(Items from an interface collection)

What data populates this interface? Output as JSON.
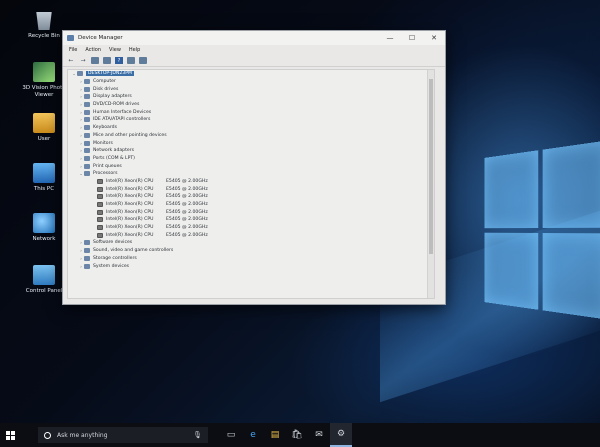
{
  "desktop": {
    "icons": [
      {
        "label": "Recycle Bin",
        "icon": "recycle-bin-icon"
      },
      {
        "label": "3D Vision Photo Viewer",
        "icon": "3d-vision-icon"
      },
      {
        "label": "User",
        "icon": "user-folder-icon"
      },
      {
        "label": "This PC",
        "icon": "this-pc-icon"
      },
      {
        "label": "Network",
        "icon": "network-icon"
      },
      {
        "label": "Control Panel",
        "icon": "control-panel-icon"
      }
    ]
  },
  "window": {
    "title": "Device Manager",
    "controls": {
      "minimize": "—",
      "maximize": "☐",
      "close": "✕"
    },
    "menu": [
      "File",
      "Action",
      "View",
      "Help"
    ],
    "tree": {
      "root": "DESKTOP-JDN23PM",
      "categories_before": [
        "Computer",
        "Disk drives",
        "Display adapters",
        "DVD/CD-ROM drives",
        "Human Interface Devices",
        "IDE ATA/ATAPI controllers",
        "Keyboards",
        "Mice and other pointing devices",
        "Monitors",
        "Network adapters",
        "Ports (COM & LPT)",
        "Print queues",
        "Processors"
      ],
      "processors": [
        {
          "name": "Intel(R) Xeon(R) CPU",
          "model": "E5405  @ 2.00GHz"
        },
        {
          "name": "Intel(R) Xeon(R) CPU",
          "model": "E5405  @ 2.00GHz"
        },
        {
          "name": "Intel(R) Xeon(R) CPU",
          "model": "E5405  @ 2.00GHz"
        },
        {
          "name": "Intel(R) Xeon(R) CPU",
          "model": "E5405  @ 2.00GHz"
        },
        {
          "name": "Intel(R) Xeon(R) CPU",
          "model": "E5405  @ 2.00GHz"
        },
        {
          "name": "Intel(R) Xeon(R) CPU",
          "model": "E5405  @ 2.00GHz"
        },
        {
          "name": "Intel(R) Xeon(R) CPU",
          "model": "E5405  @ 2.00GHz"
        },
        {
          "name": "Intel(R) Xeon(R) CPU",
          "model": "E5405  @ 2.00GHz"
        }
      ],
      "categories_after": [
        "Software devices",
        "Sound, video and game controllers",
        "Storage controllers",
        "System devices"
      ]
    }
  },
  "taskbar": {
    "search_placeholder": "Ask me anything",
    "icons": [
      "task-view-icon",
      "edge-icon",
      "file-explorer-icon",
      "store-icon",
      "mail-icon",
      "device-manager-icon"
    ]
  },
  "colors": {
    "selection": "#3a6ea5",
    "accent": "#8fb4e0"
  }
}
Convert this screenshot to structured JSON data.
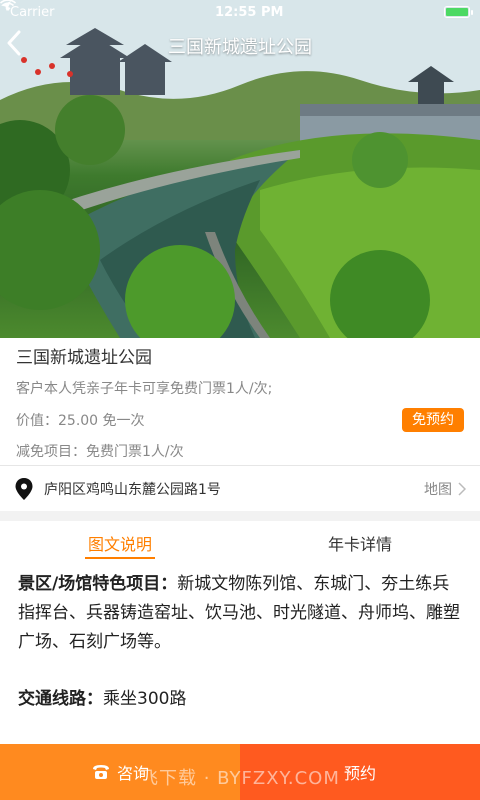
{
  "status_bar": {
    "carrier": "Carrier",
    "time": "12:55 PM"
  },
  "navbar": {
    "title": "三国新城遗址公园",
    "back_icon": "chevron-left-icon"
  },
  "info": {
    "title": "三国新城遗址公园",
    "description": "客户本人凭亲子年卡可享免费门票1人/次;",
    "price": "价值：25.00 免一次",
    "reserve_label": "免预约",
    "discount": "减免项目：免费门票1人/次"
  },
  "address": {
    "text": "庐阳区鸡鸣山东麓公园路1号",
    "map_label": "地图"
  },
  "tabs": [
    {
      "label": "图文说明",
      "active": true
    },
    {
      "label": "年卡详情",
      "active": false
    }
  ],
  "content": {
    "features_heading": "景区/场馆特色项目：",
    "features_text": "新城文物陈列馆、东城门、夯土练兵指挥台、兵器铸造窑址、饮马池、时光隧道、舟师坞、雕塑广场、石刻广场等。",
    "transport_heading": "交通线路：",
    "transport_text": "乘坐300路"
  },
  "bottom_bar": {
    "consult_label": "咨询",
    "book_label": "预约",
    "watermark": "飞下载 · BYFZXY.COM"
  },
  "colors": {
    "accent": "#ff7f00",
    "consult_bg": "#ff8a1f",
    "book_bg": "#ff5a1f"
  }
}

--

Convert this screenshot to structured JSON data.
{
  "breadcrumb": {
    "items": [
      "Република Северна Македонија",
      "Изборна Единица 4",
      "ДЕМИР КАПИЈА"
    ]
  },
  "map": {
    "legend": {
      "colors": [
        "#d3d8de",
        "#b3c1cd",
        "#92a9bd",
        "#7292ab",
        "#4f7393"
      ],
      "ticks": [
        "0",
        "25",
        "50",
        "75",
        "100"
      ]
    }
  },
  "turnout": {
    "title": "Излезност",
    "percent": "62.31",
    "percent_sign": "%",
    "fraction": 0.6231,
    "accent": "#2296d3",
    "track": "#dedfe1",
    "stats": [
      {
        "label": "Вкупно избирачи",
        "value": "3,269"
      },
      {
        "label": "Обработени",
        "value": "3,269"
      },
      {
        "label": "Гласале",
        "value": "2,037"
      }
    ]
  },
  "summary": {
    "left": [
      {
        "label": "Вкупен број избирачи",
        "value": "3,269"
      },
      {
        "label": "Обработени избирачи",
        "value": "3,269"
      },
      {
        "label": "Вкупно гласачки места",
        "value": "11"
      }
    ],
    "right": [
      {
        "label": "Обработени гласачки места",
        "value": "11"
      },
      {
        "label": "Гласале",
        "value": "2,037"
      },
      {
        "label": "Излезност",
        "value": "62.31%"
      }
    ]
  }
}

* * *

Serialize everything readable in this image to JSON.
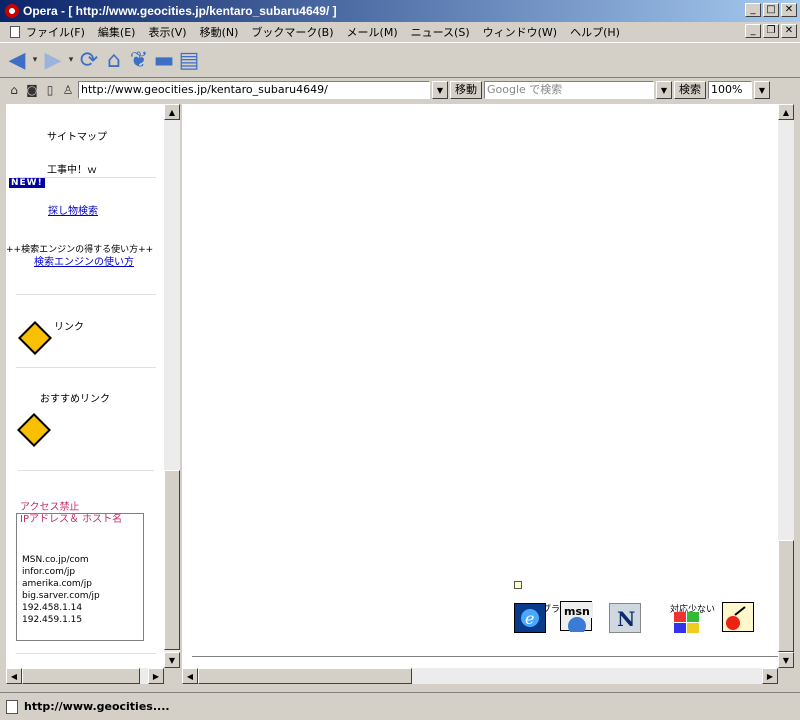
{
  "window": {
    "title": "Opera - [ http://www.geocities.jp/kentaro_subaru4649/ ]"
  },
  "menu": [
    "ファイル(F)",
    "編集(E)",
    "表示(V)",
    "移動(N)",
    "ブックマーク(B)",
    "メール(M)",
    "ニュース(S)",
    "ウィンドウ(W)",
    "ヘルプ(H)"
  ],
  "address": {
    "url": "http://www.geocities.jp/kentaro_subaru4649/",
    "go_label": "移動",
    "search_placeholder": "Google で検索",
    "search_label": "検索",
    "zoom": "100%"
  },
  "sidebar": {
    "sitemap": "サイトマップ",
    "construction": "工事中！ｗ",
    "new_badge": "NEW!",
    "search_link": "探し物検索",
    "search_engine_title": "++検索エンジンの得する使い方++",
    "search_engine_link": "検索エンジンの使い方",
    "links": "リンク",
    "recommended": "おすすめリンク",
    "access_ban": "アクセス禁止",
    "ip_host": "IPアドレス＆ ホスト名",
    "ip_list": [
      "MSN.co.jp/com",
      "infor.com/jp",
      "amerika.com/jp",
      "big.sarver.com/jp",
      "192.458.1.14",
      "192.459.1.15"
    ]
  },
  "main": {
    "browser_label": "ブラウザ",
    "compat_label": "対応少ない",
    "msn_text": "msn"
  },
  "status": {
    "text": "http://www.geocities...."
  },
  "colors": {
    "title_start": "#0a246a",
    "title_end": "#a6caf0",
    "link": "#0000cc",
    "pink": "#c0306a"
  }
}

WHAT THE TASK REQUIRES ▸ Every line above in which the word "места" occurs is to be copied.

TASK ANSWER ▸
        "label": "Вкупно гласачки места",
        "label": "Обработени гласачки места",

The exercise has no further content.